By Jean Lim
On October 8, oil and gas development was the focus of both a 5 p.m. inspector informal Q & A and a 10 p.m. Oil and Gas Update on the Council Agenda. Some highlights were:
- The City and County of Broomfield (CCOB) will announce a new health complaint process on October 9. It will involve an interview process of those who file complaints and voluntary sharing of physician information. This is to better gather data on the nosebleeds, respiratory and other health issues being experienced by those living near the Extraction pads. This information was shared in response to a question raised by Council Member Shaff and public comments made by Wildgrass resident Jean Lim (author). Council Member Castriotta said she counted 14 complaints of children with unexplained nosebleeds in the past two weeks. Council Member Groom asked if the Staff was looking into “something else happening” besides oil and gas development that could account for the nosebleeds.
CCOB Manager Jennifer Hoffman said that her “heart breaks” when she reads every health complaint, but that the Colorado Department of Public Health and Environment will not give a stronger response until there is more correlative data. Assistant Director of Special Initiatives Laura Davis said that CCOB is considering hiring an epidemiologist to look for statistical clusters.
- Isotopic tests are due back on October 9 to determine the source of the methane leak near plugged and abandoned Davis 43-6 well under Graham Peak Way in Anthem Highlands. Deep probes were done at 5 feet, 8 – 9 feet, and about 18 feet to native soil. After Xcel pressure tests showed no leaks in utilities pipes, Ms. Davis said other sources could be biogenic, sanitary sewer, or from an old landfill. Residents are concerned that pressure from nearby Extraction drilling could have caused the leak, as the case with the Extraction accident at Berthoud.
Director of Special Initiatives Tami Yellico stated that they have determined that the location of the methane leak is restricted to less than 50 feet from the well.
- Flowback began on Interchange B on October 2 (i.e. process of allowing fluids to flow from a well after fracking). Ms. Yellico reported that there have not yet been any overflow conditions resulting in the need to vent. Council Member Kreeger asked if the closed loop system was fully in place. Ms. Yellico replied yes for the Interchange B Pad, but that one bore under 160th west of Interchange B was just fixed and needs approval.
- The three CCOB inspectors and two Colorado Oil and Gas Conservation Commission (COGCC) inspectors were available in the lobby from 5 p.m. to 6 p.m. for questions. They displayed IR equipment and described to residents the safety mechanisms in place which can be used to kill the product flow in an emergency during flowback.
CCOB Inspector Ed Pottoroff gave a 10 minute presentation at 10 p.m. on inspection procedures. This covered inspection of existing facilities and plugged and abandoned wells, where they look for leak and spills.

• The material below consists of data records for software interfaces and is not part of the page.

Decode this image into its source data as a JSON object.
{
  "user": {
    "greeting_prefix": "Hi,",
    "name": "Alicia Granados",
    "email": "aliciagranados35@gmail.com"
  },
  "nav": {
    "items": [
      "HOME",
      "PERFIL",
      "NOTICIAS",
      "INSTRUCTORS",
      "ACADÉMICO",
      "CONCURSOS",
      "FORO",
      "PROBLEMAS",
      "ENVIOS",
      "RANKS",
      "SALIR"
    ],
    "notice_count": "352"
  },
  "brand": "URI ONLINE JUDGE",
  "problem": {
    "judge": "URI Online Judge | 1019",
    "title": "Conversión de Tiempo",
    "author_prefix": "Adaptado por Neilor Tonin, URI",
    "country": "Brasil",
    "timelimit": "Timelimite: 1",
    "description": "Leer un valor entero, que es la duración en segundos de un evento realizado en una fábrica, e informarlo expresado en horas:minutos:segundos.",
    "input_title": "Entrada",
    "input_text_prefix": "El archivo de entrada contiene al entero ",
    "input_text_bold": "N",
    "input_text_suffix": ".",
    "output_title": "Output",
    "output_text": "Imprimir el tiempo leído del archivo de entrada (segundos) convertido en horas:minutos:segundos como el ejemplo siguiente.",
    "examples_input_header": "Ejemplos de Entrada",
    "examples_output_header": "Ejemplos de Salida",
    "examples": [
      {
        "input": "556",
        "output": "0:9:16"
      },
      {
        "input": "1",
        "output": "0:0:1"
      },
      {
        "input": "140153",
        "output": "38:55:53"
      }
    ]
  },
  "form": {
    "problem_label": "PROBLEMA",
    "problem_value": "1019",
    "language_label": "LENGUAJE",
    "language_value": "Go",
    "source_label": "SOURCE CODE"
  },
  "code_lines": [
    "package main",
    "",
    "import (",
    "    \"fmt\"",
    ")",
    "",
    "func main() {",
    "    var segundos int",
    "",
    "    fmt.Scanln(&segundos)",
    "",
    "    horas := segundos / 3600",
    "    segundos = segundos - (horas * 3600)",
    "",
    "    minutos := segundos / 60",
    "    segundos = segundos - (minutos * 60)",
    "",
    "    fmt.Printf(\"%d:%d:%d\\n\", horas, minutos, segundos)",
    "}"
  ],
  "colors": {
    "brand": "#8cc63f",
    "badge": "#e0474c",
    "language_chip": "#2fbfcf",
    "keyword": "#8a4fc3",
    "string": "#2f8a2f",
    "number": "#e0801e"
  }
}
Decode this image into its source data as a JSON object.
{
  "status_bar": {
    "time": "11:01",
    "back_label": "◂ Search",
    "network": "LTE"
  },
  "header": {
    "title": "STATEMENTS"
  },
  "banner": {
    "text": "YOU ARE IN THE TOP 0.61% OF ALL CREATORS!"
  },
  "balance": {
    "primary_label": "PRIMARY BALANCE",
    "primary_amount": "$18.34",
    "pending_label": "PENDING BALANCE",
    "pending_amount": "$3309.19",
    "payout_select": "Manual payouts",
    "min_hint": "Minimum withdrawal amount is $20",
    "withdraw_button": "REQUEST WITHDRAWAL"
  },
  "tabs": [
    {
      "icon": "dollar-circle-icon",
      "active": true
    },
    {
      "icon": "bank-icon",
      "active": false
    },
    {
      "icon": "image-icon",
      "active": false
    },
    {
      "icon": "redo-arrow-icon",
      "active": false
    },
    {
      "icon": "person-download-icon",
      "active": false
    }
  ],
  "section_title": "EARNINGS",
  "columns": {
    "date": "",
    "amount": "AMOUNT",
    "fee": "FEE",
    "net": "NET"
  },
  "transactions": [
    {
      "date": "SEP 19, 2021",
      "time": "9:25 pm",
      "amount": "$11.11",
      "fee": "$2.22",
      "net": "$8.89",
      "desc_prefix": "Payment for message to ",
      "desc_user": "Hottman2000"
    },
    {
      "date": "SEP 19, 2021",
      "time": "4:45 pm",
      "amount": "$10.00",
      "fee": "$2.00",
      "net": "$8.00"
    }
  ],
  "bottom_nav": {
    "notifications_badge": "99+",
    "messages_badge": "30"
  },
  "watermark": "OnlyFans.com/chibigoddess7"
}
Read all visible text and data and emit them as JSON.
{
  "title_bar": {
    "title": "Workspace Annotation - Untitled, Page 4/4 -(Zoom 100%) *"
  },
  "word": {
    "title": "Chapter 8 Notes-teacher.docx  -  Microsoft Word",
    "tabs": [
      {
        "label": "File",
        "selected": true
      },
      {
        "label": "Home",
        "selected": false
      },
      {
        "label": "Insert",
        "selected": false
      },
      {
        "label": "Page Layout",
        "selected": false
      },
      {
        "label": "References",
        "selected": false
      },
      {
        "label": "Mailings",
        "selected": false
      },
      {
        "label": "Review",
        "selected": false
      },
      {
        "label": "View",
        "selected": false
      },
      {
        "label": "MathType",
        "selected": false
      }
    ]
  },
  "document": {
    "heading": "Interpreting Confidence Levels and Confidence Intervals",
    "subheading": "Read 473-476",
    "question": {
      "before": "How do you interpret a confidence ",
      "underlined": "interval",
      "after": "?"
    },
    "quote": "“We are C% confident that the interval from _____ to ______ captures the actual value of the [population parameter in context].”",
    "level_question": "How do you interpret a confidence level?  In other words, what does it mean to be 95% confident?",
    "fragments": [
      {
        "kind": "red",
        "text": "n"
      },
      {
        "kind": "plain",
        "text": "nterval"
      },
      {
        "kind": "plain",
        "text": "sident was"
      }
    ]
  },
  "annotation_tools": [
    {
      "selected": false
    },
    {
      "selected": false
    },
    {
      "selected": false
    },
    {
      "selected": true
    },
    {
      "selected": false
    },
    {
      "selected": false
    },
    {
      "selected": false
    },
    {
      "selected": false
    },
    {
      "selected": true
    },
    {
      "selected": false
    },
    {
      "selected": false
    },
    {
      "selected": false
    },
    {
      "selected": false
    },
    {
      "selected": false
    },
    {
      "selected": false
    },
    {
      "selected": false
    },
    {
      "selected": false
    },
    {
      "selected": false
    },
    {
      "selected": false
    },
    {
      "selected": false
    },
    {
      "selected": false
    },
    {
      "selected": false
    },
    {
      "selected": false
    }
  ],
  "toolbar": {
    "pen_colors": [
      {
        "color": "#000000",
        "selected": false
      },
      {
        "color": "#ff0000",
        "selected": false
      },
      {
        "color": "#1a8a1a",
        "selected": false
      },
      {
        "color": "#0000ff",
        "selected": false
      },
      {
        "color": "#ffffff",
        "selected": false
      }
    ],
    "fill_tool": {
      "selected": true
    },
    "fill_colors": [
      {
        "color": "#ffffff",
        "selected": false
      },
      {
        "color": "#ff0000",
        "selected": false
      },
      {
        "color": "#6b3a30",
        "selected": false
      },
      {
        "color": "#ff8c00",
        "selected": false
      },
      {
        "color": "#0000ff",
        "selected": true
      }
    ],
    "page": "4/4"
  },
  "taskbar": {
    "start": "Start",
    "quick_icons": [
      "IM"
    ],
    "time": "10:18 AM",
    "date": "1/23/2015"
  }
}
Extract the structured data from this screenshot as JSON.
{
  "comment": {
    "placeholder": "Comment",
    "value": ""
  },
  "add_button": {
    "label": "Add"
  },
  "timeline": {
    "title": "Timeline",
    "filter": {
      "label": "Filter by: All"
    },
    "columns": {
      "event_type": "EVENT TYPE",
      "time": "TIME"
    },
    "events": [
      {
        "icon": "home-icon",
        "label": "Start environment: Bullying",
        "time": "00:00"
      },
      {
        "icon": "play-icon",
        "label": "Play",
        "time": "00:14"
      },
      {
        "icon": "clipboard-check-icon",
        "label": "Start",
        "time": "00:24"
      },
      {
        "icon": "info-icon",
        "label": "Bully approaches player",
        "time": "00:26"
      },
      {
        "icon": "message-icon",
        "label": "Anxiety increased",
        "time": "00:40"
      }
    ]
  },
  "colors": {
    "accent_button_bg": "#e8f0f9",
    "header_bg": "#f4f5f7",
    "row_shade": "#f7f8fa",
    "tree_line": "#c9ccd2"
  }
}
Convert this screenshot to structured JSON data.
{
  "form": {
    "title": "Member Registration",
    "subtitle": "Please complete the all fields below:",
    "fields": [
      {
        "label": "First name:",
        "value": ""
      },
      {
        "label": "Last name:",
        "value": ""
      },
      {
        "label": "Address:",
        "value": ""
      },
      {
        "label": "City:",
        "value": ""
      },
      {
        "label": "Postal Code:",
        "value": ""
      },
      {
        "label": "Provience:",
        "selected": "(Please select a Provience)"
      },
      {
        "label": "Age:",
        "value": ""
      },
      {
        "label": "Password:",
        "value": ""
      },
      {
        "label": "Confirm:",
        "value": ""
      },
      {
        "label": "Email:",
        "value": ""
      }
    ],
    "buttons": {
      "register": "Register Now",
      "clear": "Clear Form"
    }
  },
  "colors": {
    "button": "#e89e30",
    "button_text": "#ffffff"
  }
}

It also included inspection of new facilities through all phases of construction, drilling, completion and production with each having its own checklist from Best Management Practices, the risk assessment, and the Comprehensive Drilling Plan. He stated that they are on the Extraction sites every day.